Many people are guilty of being on the Internet endless hours a day. Studies show a significant result is an increase in overall unhappiness. If your work requires social media screen time, you can use aggregate sites to manage delivery automatically. Sites like Hootsuite and Edgar offer the ability to create messages for all your social media outlets at once. You can create a month of postings in an hour and thus manage your time more effectively and minimize your exposure to all those annoying and manipulative posts and tweets, etc. Pick one day and track the amount of time you spend online so you'll conclusively know your hourly investment. If it's cumulatively more than 90 minutes, commit to scaling back.
- Improve concentration and productivity by taking regular breaks

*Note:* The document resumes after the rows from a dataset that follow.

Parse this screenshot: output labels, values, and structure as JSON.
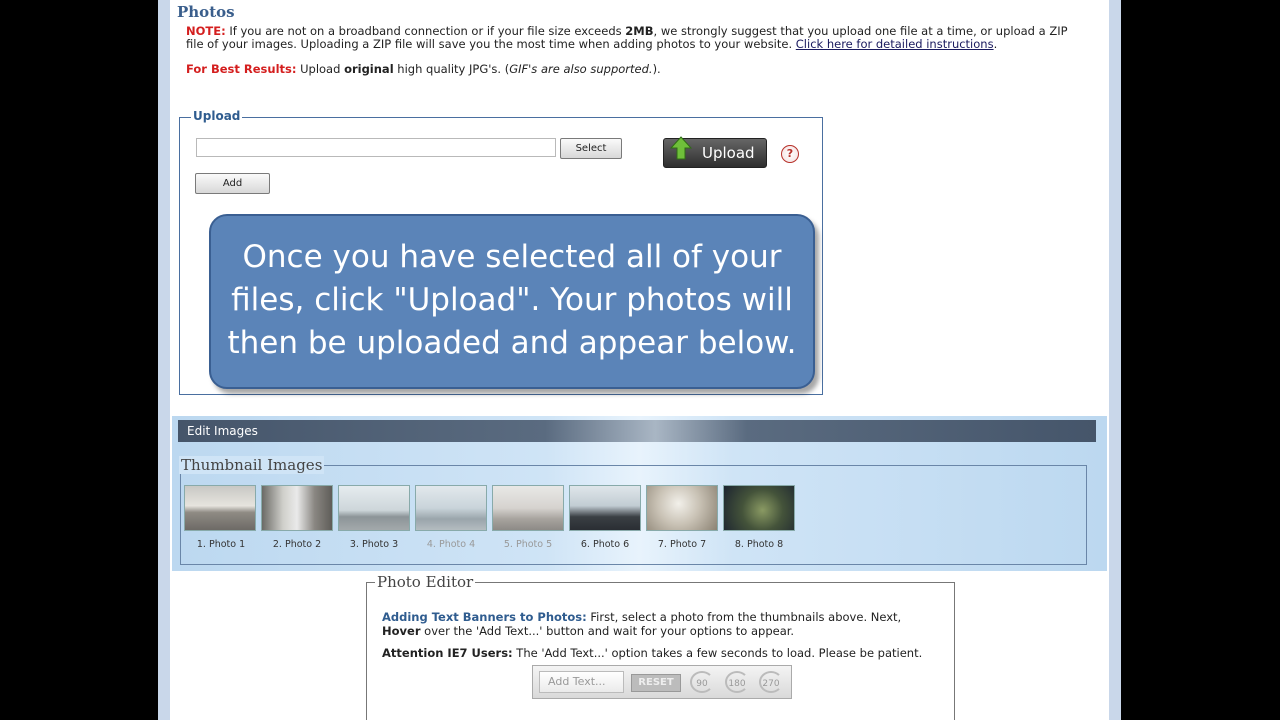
{
  "page": {
    "title": "Photos",
    "note_label": "NOTE:",
    "note_text": " If you are not on a broadband connection or if your file size exceeds ",
    "note_size": "2MB",
    "note_text2": ", we strongly suggest that you upload one file at a time, or upload a ZIP file of your images. Uploading a ZIP file will save you the most time when adding photos to your website. ",
    "note_link": "Click here for detailed instructions",
    "note_end": ".",
    "best_label": "For Best Results:",
    "best_text1": " Upload ",
    "best_bold": "original",
    "best_text2": " high quality JPG's. (",
    "best_italic": "GIF's are also supported.",
    "best_end": ")."
  },
  "upload": {
    "legend": "Upload",
    "file_value": "",
    "select_label": "Select",
    "add_label": "Add",
    "upload_label": "Upload",
    "help_label": "?",
    "callout": "Once you have selected all of your files, click \"Upload\". Your photos will then be uploaded and appear below."
  },
  "edit": {
    "header": "Edit Images",
    "thumb_legend": "Thumbnail Images",
    "thumbnails": [
      {
        "caption": "1. Photo 1"
      },
      {
        "caption": "2. Photo 2"
      },
      {
        "caption": "3. Photo 3"
      },
      {
        "caption": "4. Photo 4"
      },
      {
        "caption": "5. Photo 5"
      },
      {
        "caption": "6. Photo 6"
      },
      {
        "caption": "7. Photo 7"
      },
      {
        "caption": "8. Photo 8"
      }
    ]
  },
  "editor": {
    "legend": "Photo Editor",
    "banner_label": "Adding Text Banners to Photos:",
    "banner_text": " First, select a photo from the thumbnails above. Next, ",
    "hover_label": "Hover",
    "hover_text": " over the 'Add Text...' button and wait for your options to appear.",
    "attn_label": "Attention IE7 Users:",
    "attn_text": " The 'Add Text...' option takes a few seconds to load. Please be patient.",
    "add_text_label": "Add Text...",
    "reset_label": "RESET",
    "rotate_90": "90",
    "rotate_180": "180",
    "rotate_270": "270"
  }
}
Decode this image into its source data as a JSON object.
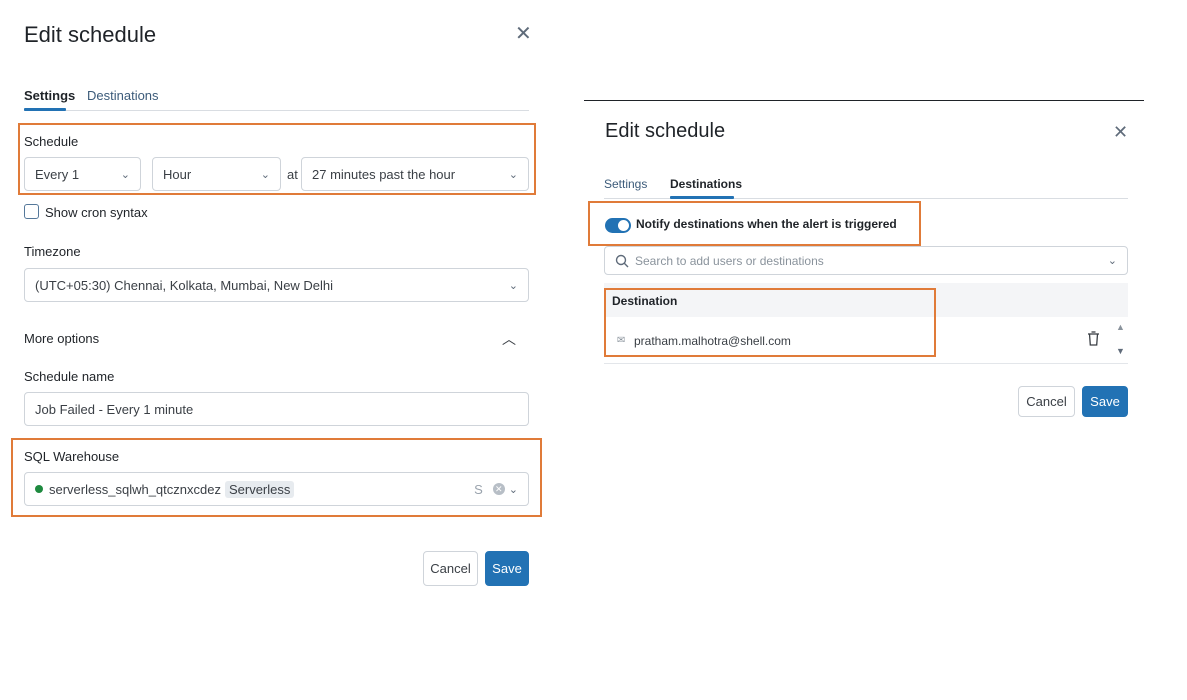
{
  "left": {
    "title": "Edit schedule",
    "tabs": [
      {
        "label": "Settings"
      },
      {
        "label": "Destinations"
      }
    ],
    "schedule": {
      "label": "Schedule",
      "every": "Every 1",
      "unit": "Hour",
      "at": "at",
      "time": "27 minutes past the hour"
    },
    "cron_label": "Show cron syntax",
    "timezone": {
      "label": "Timezone",
      "value": "(UTC+05:30) Chennai, Kolkata, Mumbai, New Delhi"
    },
    "more_options": "More options",
    "schedule_name": {
      "label": "Schedule name",
      "value": "Job Failed - Every 1 minute"
    },
    "warehouse": {
      "label": "SQL Warehouse",
      "name": "serverless_sqlwh_qtcznxcdez",
      "badge": "Serverless",
      "size": "S"
    },
    "cancel": "Cancel",
    "save": "Save"
  },
  "right": {
    "title": "Edit schedule",
    "tabs": [
      {
        "label": "Settings"
      },
      {
        "label": "Destinations"
      }
    ],
    "notify_label": "Notify destinations when the alert is triggered",
    "notify_enabled": true,
    "search_placeholder": "Search to add users or destinations",
    "table_header": "Destination",
    "destinations": [
      {
        "email": "pratham.malhotra@shell.com"
      }
    ],
    "cancel": "Cancel",
    "save": "Save"
  },
  "colors": {
    "accent": "#2272b4",
    "highlight": "#e07b39",
    "status_green": "#1e8a3f"
  },
  "icons": [
    "close-icon",
    "chevron-down-icon",
    "chevron-up-icon",
    "search-icon",
    "mail-icon",
    "trash-icon",
    "clear-icon"
  ]
}
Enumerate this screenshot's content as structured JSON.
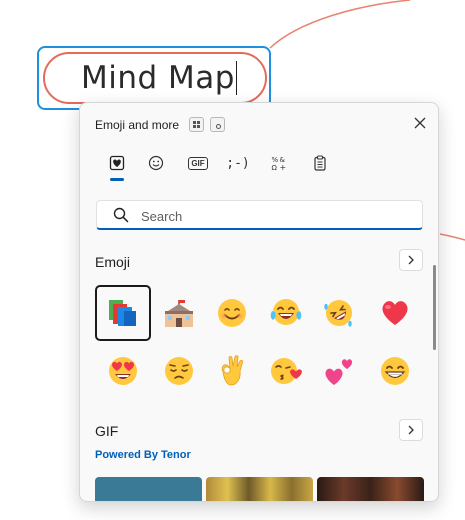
{
  "canvas": {
    "node_text": "Mind Map",
    "colors": {
      "selection": "#1e90e0",
      "node_border": "#e46b5c",
      "connector": "#e9846f"
    }
  },
  "panel": {
    "title": "Emoji and more",
    "close_icon": "close-icon",
    "tabs": [
      {
        "label": "Emoji",
        "icon": "heart-tab-icon",
        "active": true
      },
      {
        "label": "Kaomoji-face",
        "icon": "smiley-tab-icon",
        "active": false
      },
      {
        "label": "GIF",
        "icon": "gif-tab-icon",
        "active": false
      },
      {
        "label": ";-)",
        "icon": "kaomoji-tab-icon",
        "active": false
      },
      {
        "label": "Symbols",
        "icon": "symbols-tab-icon",
        "active": false
      },
      {
        "label": "Clipboard",
        "icon": "clipboard-tab-icon",
        "active": false
      }
    ],
    "gif_tab_text": "GIF",
    "kaomoji_tab_text": ";-)",
    "search": {
      "placeholder": "Search",
      "value": ""
    },
    "sections": {
      "emoji": {
        "title": "Emoji"
      },
      "gif": {
        "title": "GIF",
        "powered_by": "Powered By Tenor"
      }
    },
    "emoji": [
      "books",
      "school",
      "smiling-face",
      "face-with-tears-of-joy",
      "rolling-on-the-floor-laughing",
      "red-heart",
      "smiling-face-with-heart-eyes",
      "pensive-face",
      "ok-hand",
      "face-blowing-kiss",
      "two-hearts",
      "grinning-face"
    ],
    "accent_color": "#005fb8"
  }
}
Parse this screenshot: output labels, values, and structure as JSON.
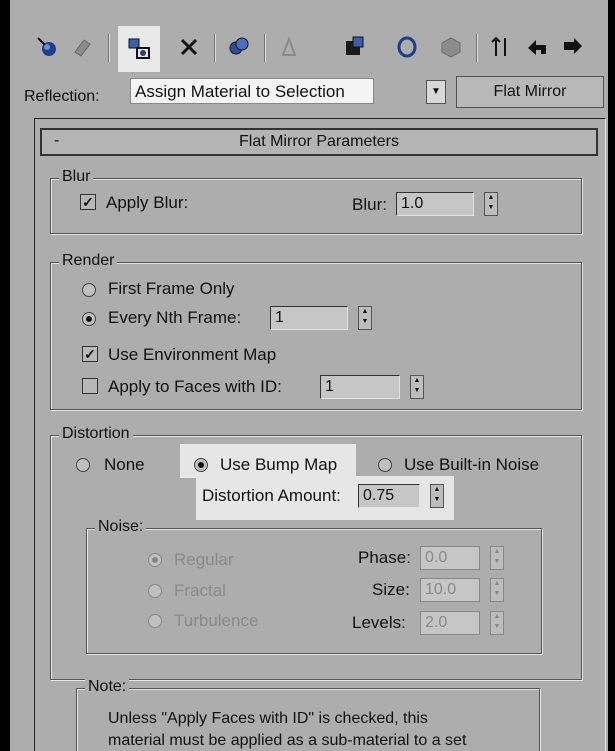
{
  "toolbar": {
    "buttons": [
      {
        "icon": "get-material-icon"
      },
      {
        "icon": "put-to-scene-icon"
      },
      {
        "icon": "assign-material-to-selection-icon",
        "active": true
      },
      {
        "icon": "reset-map-icon"
      },
      {
        "icon": "make-unique-icon"
      },
      {
        "icon": "put-to-library-icon"
      },
      {
        "icon": "material-id-channel-icon"
      },
      {
        "icon": "show-map-in-viewport-icon"
      },
      {
        "icon": "show-end-result-icon"
      },
      {
        "icon": "go-to-parent-icon"
      },
      {
        "icon": "go-forward-to-sibling-icon"
      }
    ],
    "tooltip": "Assign Material to Selection"
  },
  "type_row": {
    "label": "Reflection:",
    "type_button": "Flat Mirror"
  },
  "rollout": {
    "title": "Flat Mirror Parameters",
    "collapse_symbol": "-"
  },
  "blur": {
    "group_title": "Blur",
    "apply_blur_label": "Apply Blur:",
    "apply_blur_checked": true,
    "blur_label": "Blur:",
    "blur_value": "1.0"
  },
  "render": {
    "group_title": "Render",
    "first_frame_label": "First Frame Only",
    "every_nth_label": "Every Nth Frame:",
    "every_nth_value": "1",
    "use_env_map_label": "Use Environment Map",
    "use_env_map_checked": true,
    "apply_faces_label": "Apply to Faces with ID:",
    "apply_faces_checked": false,
    "apply_faces_value": "1"
  },
  "distortion": {
    "group_title": "Distortion",
    "none_label": "None",
    "bump_label": "Use Bump Map",
    "noise_label": "Use Built-in Noise",
    "amount_label": "Distortion Amount:",
    "amount_value": "0.75"
  },
  "noise": {
    "group_title": "Noise:",
    "regular_label": "Regular",
    "fractal_label": "Fractal",
    "turbulence_label": "Turbulence",
    "phase_label": "Phase:",
    "phase_value": "0.0",
    "size_label": "Size:",
    "size_value": "10.0",
    "levels_label": "Levels:",
    "levels_value": "2.0"
  },
  "note": {
    "group_title": "Note:",
    "line1": "Unless \"Apply Faces with ID\" is checked, this",
    "line2": "material must be applied as a sub-material to a set"
  },
  "colors": {
    "panel_bg": "#adadad",
    "highlight": "#e6e6e6",
    "window_bg": "#000000"
  }
}
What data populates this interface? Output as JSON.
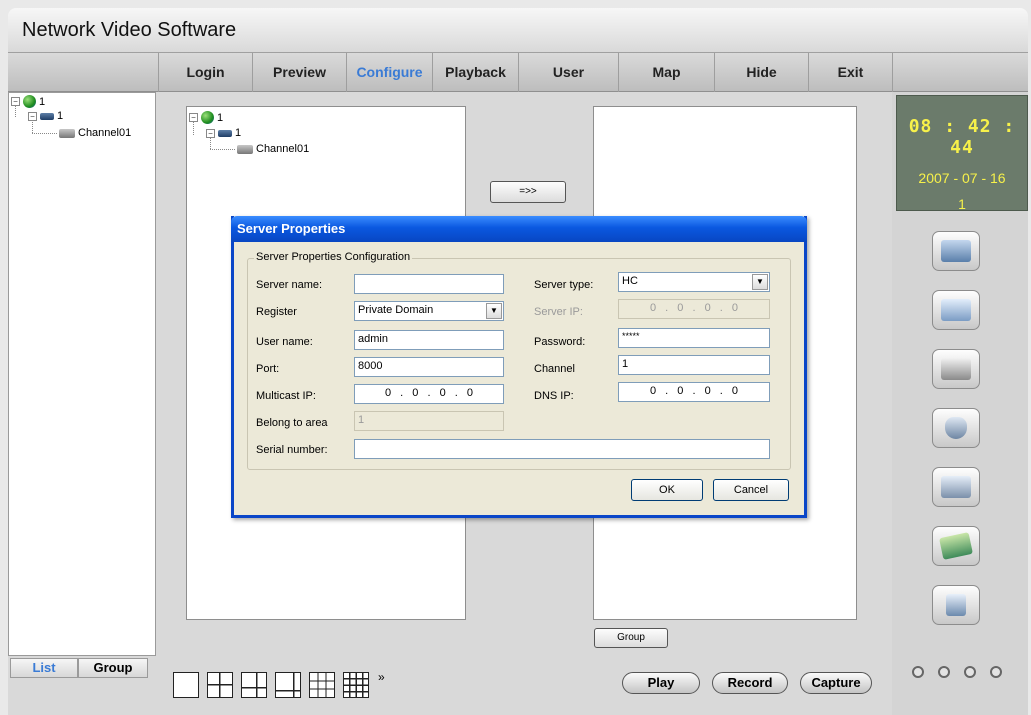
{
  "app": {
    "title": "Network Video Software"
  },
  "nav": {
    "items": [
      "Login",
      "Preview",
      "Configure",
      "Playback",
      "User",
      "Map",
      "Hide",
      "Exit"
    ],
    "active": "Configure",
    "active_color": "#3a7bd5"
  },
  "left_tree": {
    "root": "1",
    "device": "1",
    "channel": "Channel01"
  },
  "config_tree": {
    "root": "1",
    "device": "1",
    "channel": "Channel01"
  },
  "buttons": {
    "move": "=>>",
    "group": "Group"
  },
  "clock": {
    "time": "08 : 42 : 44",
    "date": "2007 - 07 - 16",
    "number": "1"
  },
  "side_icons": [
    "server-config-icon",
    "monitor-config-icon",
    "network-config-icon",
    "security-config-icon",
    "search-config-icon",
    "map-config-icon",
    "exit-config-icon"
  ],
  "bottom": {
    "tab_list": "List",
    "tab_group": "Group",
    "more": "»",
    "play": "Play",
    "record": "Record",
    "capture": "Capture"
  },
  "dialog": {
    "title": "Server Properties",
    "group_title": "Server Properties Configuration",
    "server_name": {
      "label": "Server name:",
      "value": ""
    },
    "server_type": {
      "label": "Server type:",
      "value": "HC"
    },
    "register": {
      "label": "Register",
      "value": "Private Domain"
    },
    "server_ip": {
      "label": "Server IP:",
      "value": "0 . 0 . 0 . 0"
    },
    "user_name": {
      "label": "User name:",
      "value": "admin"
    },
    "password": {
      "label": "Password:",
      "value": "*****"
    },
    "port": {
      "label": "Port:",
      "value": "8000"
    },
    "channel": {
      "label": "Channel",
      "value": "1"
    },
    "multicast_ip": {
      "label": "Multicast IP:",
      "value": "0 . 0 . 0 . 0"
    },
    "dns_ip": {
      "label": "DNS IP:",
      "value": "0 . 0 . 0 . 0"
    },
    "belong_to_area": {
      "label": "Belong to area",
      "value": "1"
    },
    "serial_number": {
      "label": "Serial number:",
      "value": ""
    },
    "ok": "OK",
    "cancel": "Cancel"
  }
}
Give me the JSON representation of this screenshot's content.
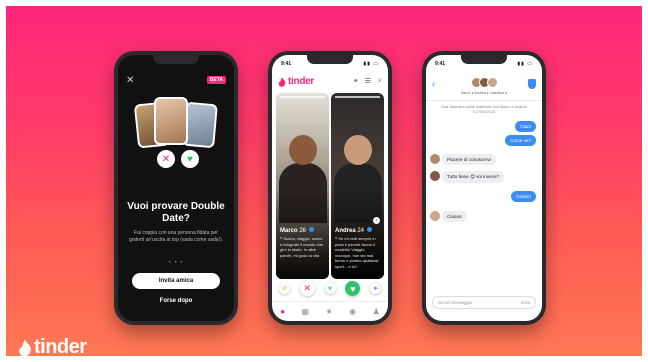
{
  "brand": {
    "wordmark": "tinder",
    "color": "#fd267a"
  },
  "phone1": {
    "beta_badge": "BETA",
    "title": "Vuoi provare Double Date?",
    "body": "Fai coppia con una persona fidata per goderti un'uscita al top (vada come vada!).",
    "page_dots": "• • •",
    "primary_button": "Invita amica",
    "secondary_link": "Forse dopo"
  },
  "phone2": {
    "time": "9:41",
    "app_name": "tinder",
    "cards": [
      {
        "name": "Marco",
        "age": "26",
        "bio": "❝ Suono, viaggio, scrivo e fotografo il mondo che giro in skate. In altre parole, mi godo la vita"
      },
      {
        "name": "Andrea",
        "age": "24",
        "bio": "❝ Se mi vedi sempre in posa è perché faccio il modello! Viaggio ovunque, non sto mai fermo e pratico qualsiasi sport... e tu?"
      }
    ]
  },
  "phone3": {
    "time": "9:41",
    "participants": "Marco ● Andrea ● Valentina ●",
    "system_note": "Sua Valentina avete matchato con Marco e Andrea il 27/05/2025",
    "messages": [
      {
        "dir": "out",
        "text": "Ciao!"
      },
      {
        "dir": "out",
        "text": "Come va?"
      },
      {
        "dir": "in",
        "text": "Piacere di conoscervi"
      },
      {
        "dir": "in",
        "text": "Tutto bene 😊 voi invece?"
      },
      {
        "dir": "out",
        "text": "Grazie!"
      },
      {
        "dir": "in",
        "text": "Ciaooo"
      }
    ],
    "input_placeholder": "Scrivi messaggio",
    "send_label": "Invia"
  }
}
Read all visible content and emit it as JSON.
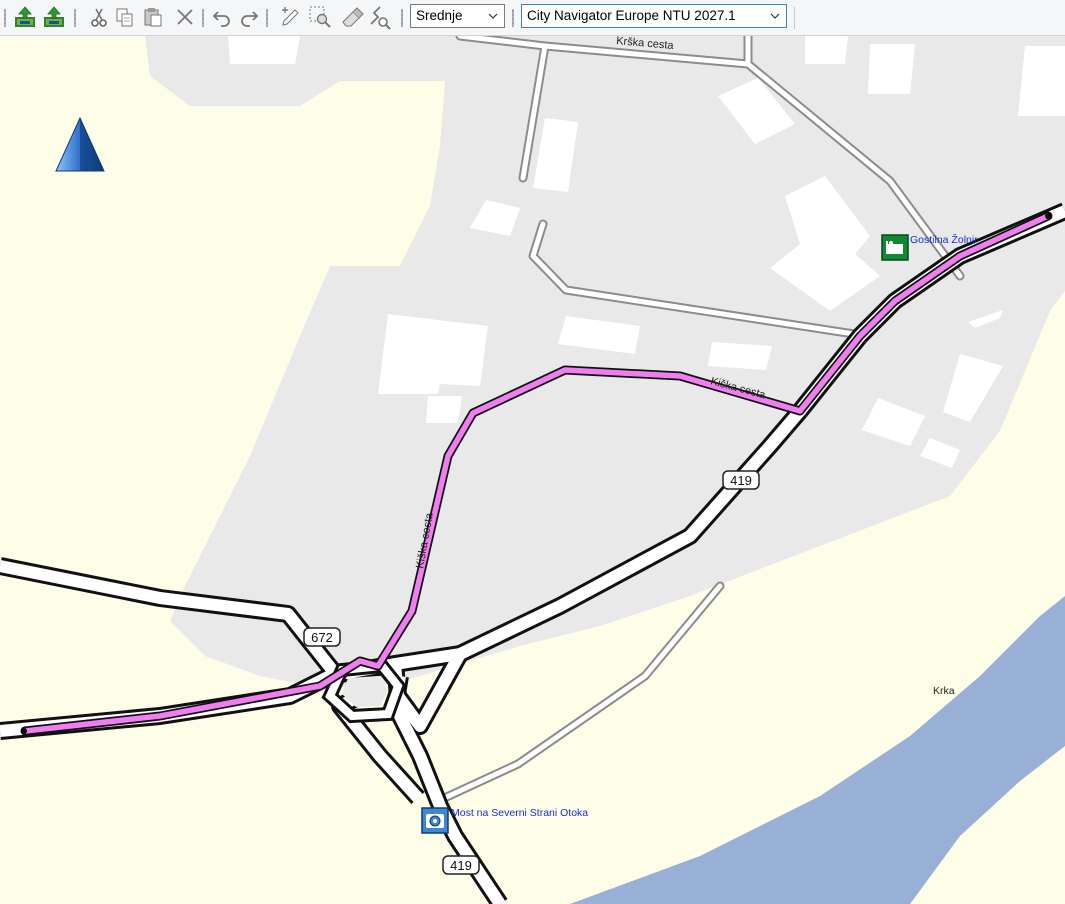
{
  "toolbar": {
    "icons": [
      "upload-to-device-icon",
      "upload-to-device-alt-icon",
      "cut-icon",
      "copy-icon",
      "paste-icon",
      "delete-icon",
      "undo-icon",
      "redo-icon",
      "new-waypoint-icon",
      "zoom-selection-icon",
      "eraser-icon",
      "route-tool-icon"
    ],
    "detail_level": "Srednje",
    "map_product": "City Navigator Europe NTU 2027.1"
  },
  "map": {
    "colors": {
      "land": "#fefee8",
      "urban": "#e9e9e9",
      "water": "#98b0d6",
      "building": "#ffffff",
      "route": "#f07ef0",
      "road_casing": "#111111",
      "minor_road_casing": "#8c8c8c",
      "poi_text": "#1c2bd8"
    },
    "road_labels": {
      "krska_cesta_top": "Krška cesta",
      "kiska_cesta_east": "Kiška cesta",
      "kiska_cesta_vertical": "Kiška cesta"
    },
    "shields": {
      "s419_upper": "419",
      "s672": "672",
      "s419_lower": "419"
    },
    "water_label": "Krka",
    "pois": {
      "gostilna": "Gostilna Žolnir",
      "most": "Most na Severni Strani Otoka"
    },
    "north_arrow": "north-arrow-icon"
  }
}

To optimize performance, neuroscientists suggest a mental time-out every 90 minutes. Take a minute or two to stretch, stand tall, sigh, breath deeply. It gives your body and brain a chance to refresh and reset. In fact, slow, deep breaths signal the nervous system to calm down and oxygenate cells to perform more optimally. I’ve created a “productivity pause” which is a 3-minute period to clear all thoughts using a guided experience. It’s free at 3MinutestoDestress.com. The more often you practice taking time to quiet your mind, the better your brain functions. By resting your mind, you actually increase your effectiveness and productivity. It seems counter-intuitive but it's actually a way to expand time!
- Filter what you see and hear
Instead of reacting with judgment, fear or anger, stop to consider that perhaps the information is neither good nor bad. It just IS! And whatever it is will pass! Everything is in a state of change, like the ebb and flow of tides. Remain calm and centered. Fear is an enemy of rational and creative thinking. Steve Jobs once said "...Don't let the noise of others' opinions drown out your own inner voice. And most important, have the courage to follow your heart and intuition." Trust your own instincts and the more you tune in to your inner guidance system, the more you will connect to universal truths.
- Create an intentional morning routine to maintain balance
More and more successful CEOs and entrepreneurs recognize the benefits of beginning the day with a brief period of deliberate quiet. By allowing time to self-reflect for 10 minutes before even getting out of bed, you establish more positive intentions for how you want to show up in your day. This activity builds brain health. You’re able to focus more strategically and use energy more wisely. Keep yourself from jumping online which immediately propels you off course with distractions. Be vigilant in sticking to your self-care routine.
- Spend real in-person time with friends, family, associates, employees
Turn off all devices and look into their eyes as you communicate. Connect person to person. Recently, I listened to a presentation about a two-income family. Late at night the couple was in bed, each plugged into their personal tablets responding to work emails and texts. Suddenly the wife got a text: "Do you want to talk?" It seemed an innocuous question until she realized it was from her husband who was a touchable distance from her. So talk, touch, interact and be fully present when you're with people who are important in your life.
- Take a "digication" (my new word!)
Deliberately unplug for at least an hour a day from news and electronics, Take a quiet walk in nature. Listen to relaxing music. Write in a journal. Make love. Use the time to clear your thoughts and de-stress. Reconnect to your sensory perceptions. If you can't access a pleasant experience for a break, visualize one. Activating your five senses is important to maintain connections within your brain's neural pathways. I work with clients with severe anxiety and by fully visualizing their "happy place" with all its colors, shapes, sounds, smells and feelings, they feel happier. They feel as if they are there in that joyful spot. Creating visualizations can release feel-good hormones that interrupt traumatic or painful thoughts and patterns. So if you can't physically get away, visualize yourself disconnected from all your buzzing and ringing. For certain, you'll feel better!